◆ PROBLEM STATEMENT ◆
No pictures should be carried over. Output all other parts of the entries verbatim.

Segment Start: SUPPLIED RECORDS

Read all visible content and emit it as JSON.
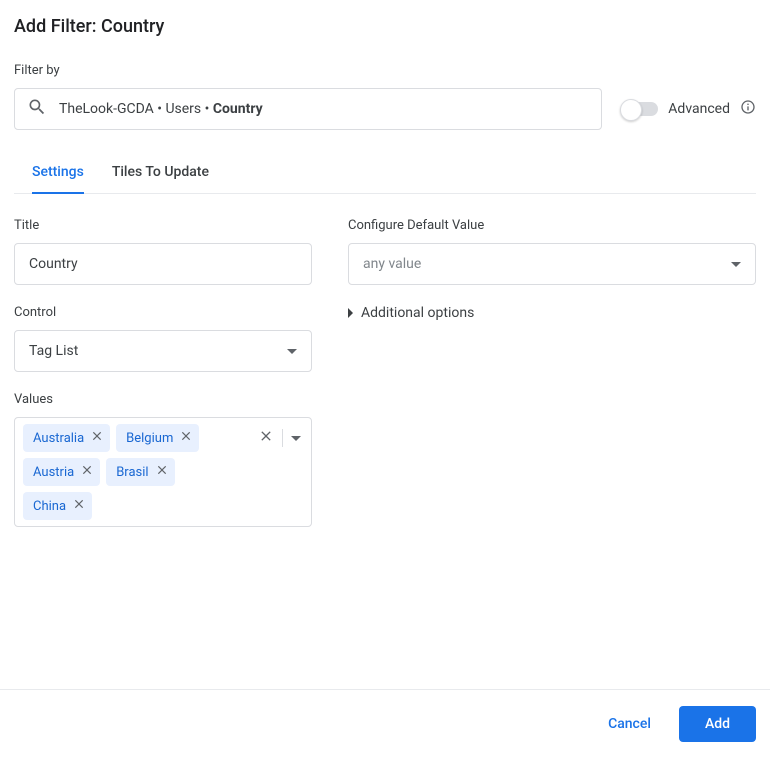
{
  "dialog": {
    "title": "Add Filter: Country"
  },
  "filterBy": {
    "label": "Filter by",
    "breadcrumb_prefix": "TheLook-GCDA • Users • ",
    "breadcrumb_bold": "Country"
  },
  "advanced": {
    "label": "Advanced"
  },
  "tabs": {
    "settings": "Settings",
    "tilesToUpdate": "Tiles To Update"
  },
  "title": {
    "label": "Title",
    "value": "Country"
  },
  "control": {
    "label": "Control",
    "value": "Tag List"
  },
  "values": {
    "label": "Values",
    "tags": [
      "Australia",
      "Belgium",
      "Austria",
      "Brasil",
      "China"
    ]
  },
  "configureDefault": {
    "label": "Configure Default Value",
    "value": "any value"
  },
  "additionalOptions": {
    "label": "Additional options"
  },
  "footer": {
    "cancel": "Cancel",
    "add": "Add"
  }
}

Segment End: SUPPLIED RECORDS

◆ TASK RESPONSE ◆
Read all visible content and emit it as JSON.
{
  "dialog": {
    "title": "Add Filter: Country"
  },
  "filterBy": {
    "label": "Filter by",
    "breadcrumb_prefix": "TheLook-GCDA • Users • ",
    "breadcrumb_bold": "Country"
  },
  "advanced": {
    "label": "Advanced"
  },
  "tabs": {
    "settings": "Settings",
    "tilesToUpdate": "Tiles To Update"
  },
  "title": {
    "label": "Title",
    "value": "Country"
  },
  "control": {
    "label": "Control",
    "value": "Tag List"
  },
  "values": {
    "label": "Values",
    "tags": [
      "Australia",
      "Belgium",
      "Austria",
      "Brasil",
      "China"
    ]
  },
  "configureDefault": {
    "label": "Configure Default Value",
    "value": "any value"
  },
  "additionalOptions": {
    "label": "Additional options"
  },
  "footer": {
    "cancel": "Cancel",
    "add": "Add"
  }
}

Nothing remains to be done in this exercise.